One after one, 43 dogs were hauled off trucks and into their new, temporary homes at the Kentucky Humane Society.
It was a rescue mission.
"The dogs were living in conditions where some were outside. They didn't have adequate shelter from the cold weather. They were all living in very dirty conditions-feces, urine, some were in cages where they could just stand up but they had to stand in their own urine and feces," said Kathryn Destreza, Director of Investigations with the ASPCA.
The dogs made the trip to Louisville from Nancy, Kentucky where they'd been living at Dream Catcher Kennels.

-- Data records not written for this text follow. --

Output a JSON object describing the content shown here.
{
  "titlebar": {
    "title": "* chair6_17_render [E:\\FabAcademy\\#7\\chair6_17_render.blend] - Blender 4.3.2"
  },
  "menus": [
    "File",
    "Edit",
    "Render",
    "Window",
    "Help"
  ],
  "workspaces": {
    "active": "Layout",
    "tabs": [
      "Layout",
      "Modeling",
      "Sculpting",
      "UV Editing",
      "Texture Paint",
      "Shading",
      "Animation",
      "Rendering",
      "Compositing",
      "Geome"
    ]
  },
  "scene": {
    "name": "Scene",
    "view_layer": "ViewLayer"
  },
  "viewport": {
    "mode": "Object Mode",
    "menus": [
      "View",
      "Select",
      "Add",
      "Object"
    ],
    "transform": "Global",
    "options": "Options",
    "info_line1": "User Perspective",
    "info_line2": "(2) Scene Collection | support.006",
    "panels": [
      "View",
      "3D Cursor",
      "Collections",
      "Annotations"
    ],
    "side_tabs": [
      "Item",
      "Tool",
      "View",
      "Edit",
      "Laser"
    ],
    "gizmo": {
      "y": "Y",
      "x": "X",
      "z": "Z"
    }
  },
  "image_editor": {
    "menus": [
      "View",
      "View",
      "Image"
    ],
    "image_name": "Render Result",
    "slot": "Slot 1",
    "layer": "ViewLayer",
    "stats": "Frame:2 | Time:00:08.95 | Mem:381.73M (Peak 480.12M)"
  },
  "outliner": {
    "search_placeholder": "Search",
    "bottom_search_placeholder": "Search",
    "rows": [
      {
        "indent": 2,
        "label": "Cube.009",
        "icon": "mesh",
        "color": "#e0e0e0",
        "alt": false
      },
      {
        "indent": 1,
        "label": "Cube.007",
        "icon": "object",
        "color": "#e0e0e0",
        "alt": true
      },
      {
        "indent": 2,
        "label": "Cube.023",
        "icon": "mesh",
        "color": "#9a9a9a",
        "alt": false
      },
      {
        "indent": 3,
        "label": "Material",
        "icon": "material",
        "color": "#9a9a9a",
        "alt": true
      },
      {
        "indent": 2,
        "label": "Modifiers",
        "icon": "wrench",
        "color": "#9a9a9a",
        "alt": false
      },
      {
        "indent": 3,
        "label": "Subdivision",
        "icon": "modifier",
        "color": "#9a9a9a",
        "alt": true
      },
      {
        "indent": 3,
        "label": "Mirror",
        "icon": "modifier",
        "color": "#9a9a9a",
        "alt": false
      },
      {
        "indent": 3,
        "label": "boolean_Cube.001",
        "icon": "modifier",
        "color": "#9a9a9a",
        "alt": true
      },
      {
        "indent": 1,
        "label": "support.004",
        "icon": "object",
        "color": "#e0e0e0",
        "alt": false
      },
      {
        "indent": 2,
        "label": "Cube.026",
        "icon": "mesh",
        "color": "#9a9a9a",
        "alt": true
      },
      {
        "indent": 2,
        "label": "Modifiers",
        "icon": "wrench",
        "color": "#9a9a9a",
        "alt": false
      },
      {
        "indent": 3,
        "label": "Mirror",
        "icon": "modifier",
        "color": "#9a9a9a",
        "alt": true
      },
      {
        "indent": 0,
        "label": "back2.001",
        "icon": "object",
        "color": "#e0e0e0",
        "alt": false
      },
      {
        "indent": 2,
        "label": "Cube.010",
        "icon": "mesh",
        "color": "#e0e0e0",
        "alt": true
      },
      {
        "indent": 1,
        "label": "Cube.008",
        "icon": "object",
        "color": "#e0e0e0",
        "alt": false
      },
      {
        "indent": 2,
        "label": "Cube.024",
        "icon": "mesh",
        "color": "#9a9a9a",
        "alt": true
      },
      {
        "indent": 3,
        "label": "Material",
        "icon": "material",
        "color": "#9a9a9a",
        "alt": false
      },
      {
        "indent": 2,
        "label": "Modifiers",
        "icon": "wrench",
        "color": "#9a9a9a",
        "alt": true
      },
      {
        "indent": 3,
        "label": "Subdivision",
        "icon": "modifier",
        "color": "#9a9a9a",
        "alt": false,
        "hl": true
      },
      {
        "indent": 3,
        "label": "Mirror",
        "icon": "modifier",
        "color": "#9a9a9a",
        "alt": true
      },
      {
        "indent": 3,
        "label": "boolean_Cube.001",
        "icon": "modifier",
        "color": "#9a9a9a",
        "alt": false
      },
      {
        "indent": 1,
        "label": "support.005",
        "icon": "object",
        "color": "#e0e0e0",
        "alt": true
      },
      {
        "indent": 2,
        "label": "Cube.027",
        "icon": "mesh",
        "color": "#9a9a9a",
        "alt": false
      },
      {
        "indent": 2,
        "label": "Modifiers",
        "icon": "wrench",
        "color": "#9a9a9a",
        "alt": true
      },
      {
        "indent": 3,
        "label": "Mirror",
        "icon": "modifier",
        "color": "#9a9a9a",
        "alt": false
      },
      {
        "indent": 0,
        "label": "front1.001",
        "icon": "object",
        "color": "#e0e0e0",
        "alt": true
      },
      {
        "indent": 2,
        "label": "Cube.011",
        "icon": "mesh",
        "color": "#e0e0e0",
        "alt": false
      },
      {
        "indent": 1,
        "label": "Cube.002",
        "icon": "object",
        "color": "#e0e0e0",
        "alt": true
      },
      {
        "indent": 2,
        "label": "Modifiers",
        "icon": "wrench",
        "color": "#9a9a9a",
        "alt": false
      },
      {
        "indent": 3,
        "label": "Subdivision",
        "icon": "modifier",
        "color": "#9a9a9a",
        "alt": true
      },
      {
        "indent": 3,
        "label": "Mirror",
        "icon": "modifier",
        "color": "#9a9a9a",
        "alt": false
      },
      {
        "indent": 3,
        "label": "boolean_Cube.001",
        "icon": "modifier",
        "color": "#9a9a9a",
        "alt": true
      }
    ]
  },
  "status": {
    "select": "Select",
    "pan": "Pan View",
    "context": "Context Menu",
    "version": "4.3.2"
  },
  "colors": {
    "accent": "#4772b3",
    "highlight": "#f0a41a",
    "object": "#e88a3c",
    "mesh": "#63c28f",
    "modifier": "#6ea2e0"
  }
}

Dennis Bradley, 61, the owner and operator, is expected to enter a guilty plea to the charge of cruelty to animals in the second degree, an offense with which he was charged earlier this year after local authorities got numerous complaints.
As part of the plea deal, Bradley surrendered the dogs at his facility and will face six months in jail.
"He was breeding for profit more than he was caring about the animals," said Destreza.
The Kentucky Humane Society supported the American Society for the Prevention of Cruelty to Animals, better known as the ASPCA, with the removal of the animals as well as the sheltering operation.
They've set up temporary shelters for the dogs to live in while they nurse them back to health.
"We're free to place them when they're healthy enough and behaviorally sound enough to be placed," said Lori Redmon, Pres. & CEO of Kentucky Humane Society.
"We will medically evaluate them here in the next couple days so we'll know more and we'll also behavior test them," Destreza told WDRB.
It could be months before some of the dogs are ready to be adopted.
"Some of the breeding stock that may have been there for years, they're going to take a little longer to come around so we'll do whatever it takes and as long as it takes so some of them it will be a little bit longer," explained Redmon.
"Some of them were a little shy. Keep in mind a lot of these animals haven't interacted with more than Dennis and that was when he felt like going in there so we kind of shocked them when they saw all of us," said Destreza.